### [REQUIRED ACTION]
How many lines below contain the word "materjal"? Give only the number.

[[ MATERIAL PROVIDED, beginning ]]

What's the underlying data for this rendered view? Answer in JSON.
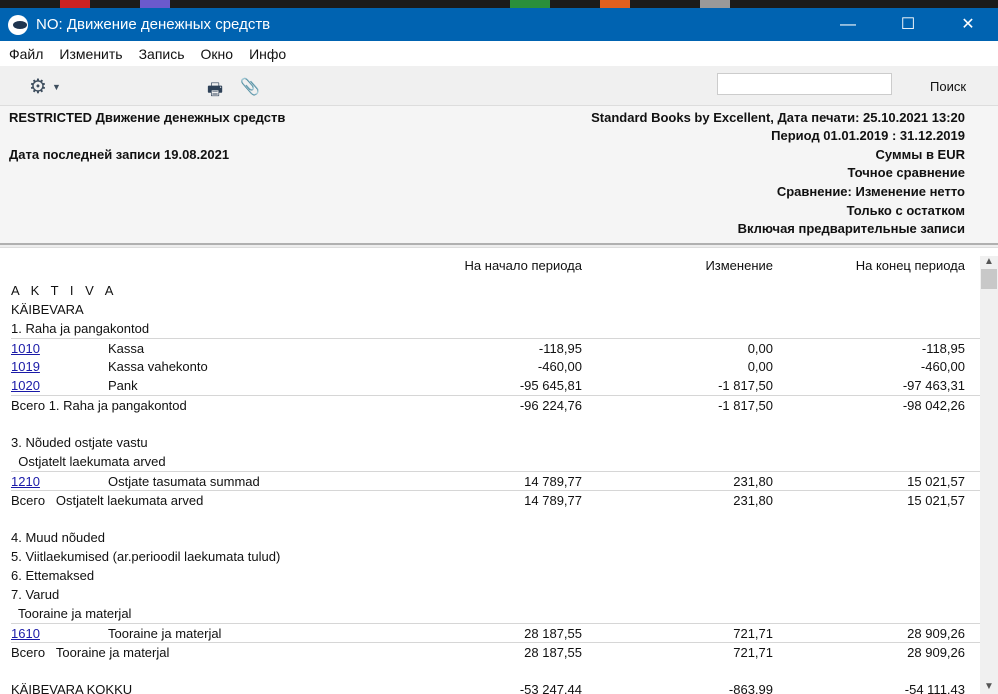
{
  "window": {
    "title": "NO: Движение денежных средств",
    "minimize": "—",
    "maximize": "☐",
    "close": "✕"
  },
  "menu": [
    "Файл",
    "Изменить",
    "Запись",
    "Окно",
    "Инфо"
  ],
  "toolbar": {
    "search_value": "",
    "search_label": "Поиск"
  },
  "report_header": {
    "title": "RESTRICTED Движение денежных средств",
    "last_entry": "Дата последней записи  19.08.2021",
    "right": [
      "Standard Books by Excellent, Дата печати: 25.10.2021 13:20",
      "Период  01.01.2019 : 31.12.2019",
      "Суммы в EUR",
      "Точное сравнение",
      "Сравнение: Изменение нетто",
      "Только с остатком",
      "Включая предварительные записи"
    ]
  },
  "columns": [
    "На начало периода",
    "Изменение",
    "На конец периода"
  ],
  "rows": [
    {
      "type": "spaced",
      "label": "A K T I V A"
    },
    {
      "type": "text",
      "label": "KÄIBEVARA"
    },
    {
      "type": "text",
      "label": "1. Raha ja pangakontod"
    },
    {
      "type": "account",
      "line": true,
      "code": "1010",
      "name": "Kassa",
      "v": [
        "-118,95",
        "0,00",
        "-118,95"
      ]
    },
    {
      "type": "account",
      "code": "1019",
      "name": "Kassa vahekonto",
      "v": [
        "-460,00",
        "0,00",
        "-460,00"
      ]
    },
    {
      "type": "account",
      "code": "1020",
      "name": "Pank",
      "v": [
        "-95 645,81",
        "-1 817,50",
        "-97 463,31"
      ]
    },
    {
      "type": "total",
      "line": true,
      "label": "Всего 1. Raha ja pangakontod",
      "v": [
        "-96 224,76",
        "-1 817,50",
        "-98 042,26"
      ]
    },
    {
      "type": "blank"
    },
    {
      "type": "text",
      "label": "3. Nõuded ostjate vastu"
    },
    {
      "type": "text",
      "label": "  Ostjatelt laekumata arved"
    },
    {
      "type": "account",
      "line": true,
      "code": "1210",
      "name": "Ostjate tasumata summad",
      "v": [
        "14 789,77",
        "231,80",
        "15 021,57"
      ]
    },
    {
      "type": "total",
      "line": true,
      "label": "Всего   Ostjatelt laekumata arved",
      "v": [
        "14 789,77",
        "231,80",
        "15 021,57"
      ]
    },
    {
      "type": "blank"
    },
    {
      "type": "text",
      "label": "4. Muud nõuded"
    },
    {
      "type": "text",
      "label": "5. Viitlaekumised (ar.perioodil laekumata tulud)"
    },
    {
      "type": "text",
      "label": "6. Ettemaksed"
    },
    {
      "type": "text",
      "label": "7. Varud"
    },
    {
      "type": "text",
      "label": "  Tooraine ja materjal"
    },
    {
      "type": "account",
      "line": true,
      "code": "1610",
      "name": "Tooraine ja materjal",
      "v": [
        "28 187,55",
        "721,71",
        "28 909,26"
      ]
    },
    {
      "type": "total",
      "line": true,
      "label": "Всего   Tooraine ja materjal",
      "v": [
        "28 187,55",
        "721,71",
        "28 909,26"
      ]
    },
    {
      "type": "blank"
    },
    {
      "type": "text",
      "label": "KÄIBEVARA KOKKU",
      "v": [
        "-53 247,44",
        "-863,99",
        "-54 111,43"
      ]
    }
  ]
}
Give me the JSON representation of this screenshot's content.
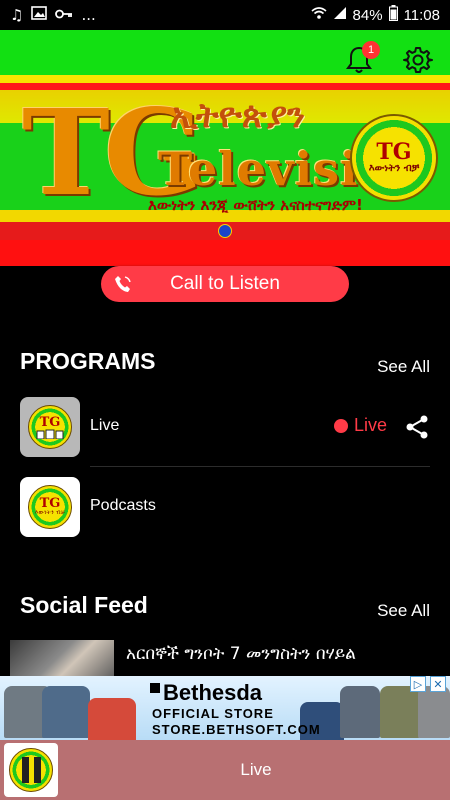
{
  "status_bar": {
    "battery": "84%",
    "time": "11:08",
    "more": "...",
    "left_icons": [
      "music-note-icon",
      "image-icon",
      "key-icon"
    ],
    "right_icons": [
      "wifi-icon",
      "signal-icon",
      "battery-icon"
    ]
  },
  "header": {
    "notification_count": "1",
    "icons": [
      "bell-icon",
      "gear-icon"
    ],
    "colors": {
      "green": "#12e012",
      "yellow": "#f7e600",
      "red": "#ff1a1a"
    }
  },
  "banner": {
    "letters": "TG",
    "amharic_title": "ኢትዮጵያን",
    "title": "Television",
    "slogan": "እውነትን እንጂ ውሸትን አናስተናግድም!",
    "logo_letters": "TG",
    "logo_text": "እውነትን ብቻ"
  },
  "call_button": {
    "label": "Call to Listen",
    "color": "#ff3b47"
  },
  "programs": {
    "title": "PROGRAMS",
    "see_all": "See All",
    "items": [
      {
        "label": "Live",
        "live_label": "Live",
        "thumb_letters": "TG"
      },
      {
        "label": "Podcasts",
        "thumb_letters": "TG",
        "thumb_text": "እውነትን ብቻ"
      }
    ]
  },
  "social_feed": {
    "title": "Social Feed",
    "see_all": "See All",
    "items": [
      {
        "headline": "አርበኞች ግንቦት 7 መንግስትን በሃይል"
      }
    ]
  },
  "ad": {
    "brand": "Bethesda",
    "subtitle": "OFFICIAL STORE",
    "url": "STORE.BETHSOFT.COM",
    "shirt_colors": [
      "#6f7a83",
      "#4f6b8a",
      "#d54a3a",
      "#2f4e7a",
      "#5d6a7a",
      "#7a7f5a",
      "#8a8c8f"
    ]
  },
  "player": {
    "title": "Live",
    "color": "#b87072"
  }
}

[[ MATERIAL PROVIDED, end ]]
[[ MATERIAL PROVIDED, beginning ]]

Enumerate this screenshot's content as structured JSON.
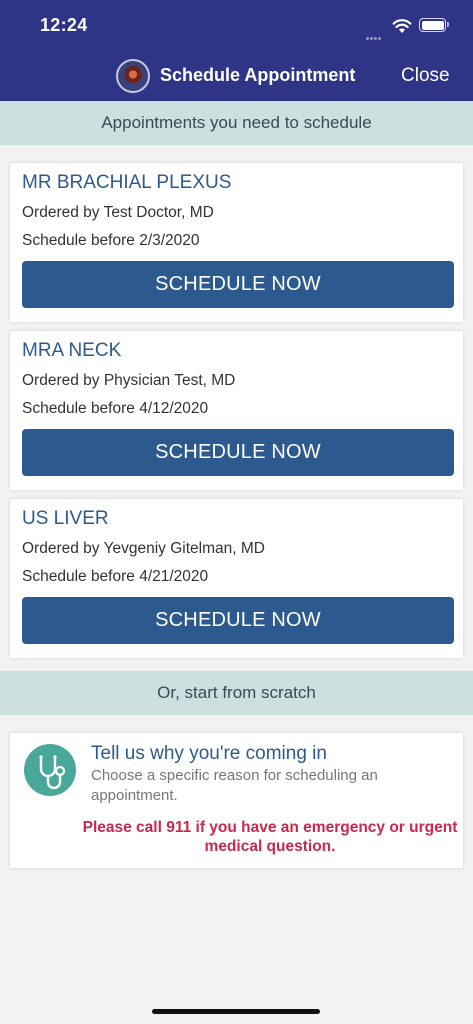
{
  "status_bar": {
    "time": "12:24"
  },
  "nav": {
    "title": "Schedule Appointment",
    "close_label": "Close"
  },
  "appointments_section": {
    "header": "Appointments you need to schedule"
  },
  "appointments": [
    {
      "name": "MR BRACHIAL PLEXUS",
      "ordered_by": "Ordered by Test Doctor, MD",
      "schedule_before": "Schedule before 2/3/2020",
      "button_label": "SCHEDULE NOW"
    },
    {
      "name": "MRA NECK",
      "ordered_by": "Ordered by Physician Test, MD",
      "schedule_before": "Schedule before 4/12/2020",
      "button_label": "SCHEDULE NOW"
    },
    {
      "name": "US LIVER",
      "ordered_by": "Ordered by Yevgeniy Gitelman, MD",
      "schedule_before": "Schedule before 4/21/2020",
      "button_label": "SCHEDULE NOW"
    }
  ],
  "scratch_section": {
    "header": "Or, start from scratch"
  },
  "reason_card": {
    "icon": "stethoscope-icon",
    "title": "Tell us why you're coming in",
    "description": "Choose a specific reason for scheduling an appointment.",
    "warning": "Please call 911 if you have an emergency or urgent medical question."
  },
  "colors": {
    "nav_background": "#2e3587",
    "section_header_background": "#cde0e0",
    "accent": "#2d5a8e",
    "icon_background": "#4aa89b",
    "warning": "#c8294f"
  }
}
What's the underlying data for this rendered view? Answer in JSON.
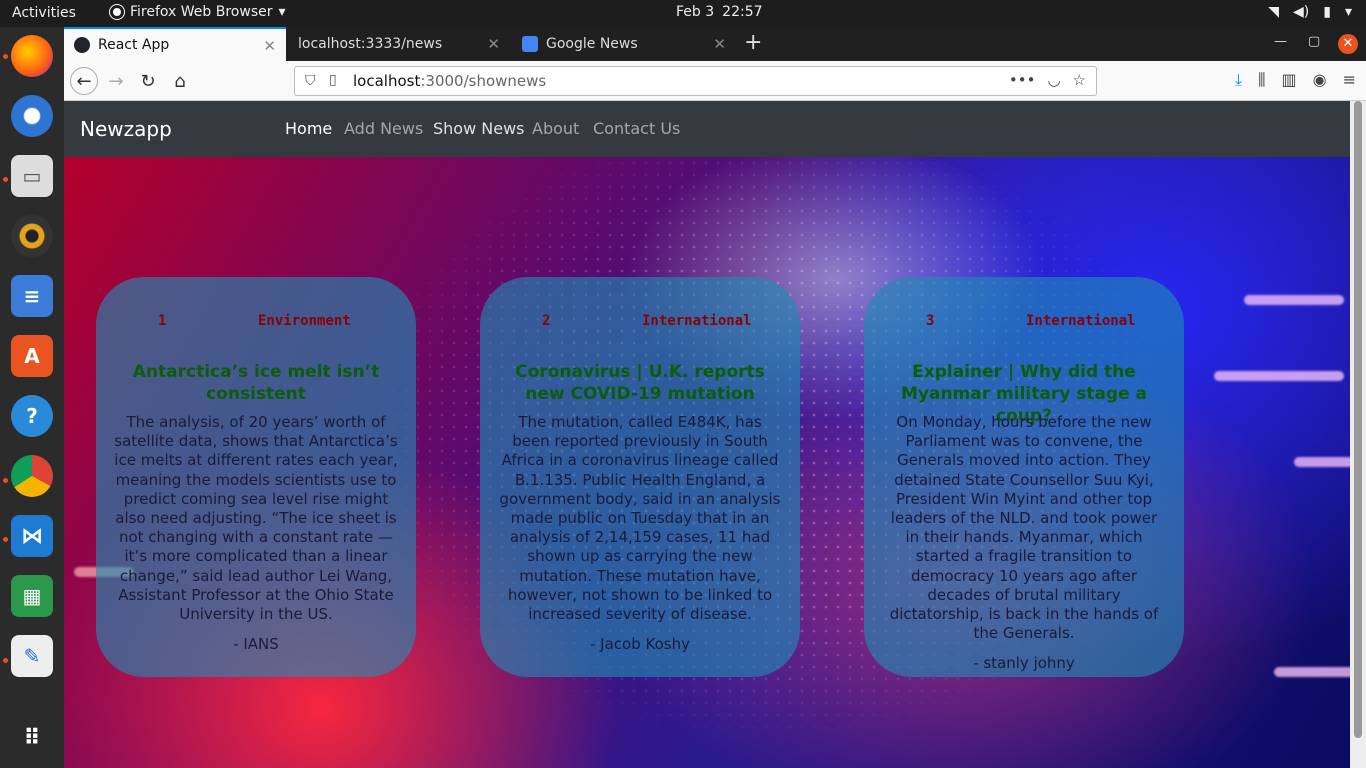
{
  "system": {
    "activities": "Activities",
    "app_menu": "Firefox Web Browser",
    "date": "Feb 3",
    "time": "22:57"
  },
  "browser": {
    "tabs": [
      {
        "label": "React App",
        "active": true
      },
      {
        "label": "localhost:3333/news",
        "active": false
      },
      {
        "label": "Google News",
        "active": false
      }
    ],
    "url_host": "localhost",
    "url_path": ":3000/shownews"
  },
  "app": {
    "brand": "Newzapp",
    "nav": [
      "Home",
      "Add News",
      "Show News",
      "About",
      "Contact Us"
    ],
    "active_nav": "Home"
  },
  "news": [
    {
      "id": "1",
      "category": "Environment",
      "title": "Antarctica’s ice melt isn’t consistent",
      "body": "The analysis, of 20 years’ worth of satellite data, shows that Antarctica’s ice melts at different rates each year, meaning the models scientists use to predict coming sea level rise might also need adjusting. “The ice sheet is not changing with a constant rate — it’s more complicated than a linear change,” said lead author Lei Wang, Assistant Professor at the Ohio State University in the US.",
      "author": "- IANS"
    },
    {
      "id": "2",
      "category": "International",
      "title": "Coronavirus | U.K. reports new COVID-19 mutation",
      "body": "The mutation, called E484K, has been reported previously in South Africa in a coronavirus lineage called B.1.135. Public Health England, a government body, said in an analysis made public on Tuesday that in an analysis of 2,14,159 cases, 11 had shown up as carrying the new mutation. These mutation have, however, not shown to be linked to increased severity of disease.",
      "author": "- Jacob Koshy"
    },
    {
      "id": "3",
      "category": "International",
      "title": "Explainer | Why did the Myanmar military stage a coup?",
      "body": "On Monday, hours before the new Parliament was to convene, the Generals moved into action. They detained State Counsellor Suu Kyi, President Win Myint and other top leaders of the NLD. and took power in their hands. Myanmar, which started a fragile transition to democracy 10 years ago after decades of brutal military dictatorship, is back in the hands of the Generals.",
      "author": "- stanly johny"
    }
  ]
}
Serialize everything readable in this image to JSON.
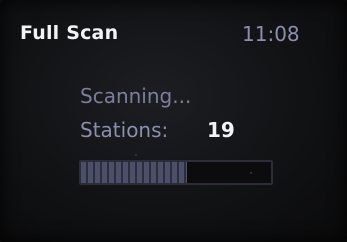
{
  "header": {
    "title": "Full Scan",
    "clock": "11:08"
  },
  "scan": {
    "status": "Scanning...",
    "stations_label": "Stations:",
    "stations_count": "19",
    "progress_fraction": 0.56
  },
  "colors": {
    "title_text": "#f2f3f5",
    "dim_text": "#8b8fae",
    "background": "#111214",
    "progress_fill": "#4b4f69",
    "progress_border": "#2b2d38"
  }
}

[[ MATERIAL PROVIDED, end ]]

### [SOLUTION]
3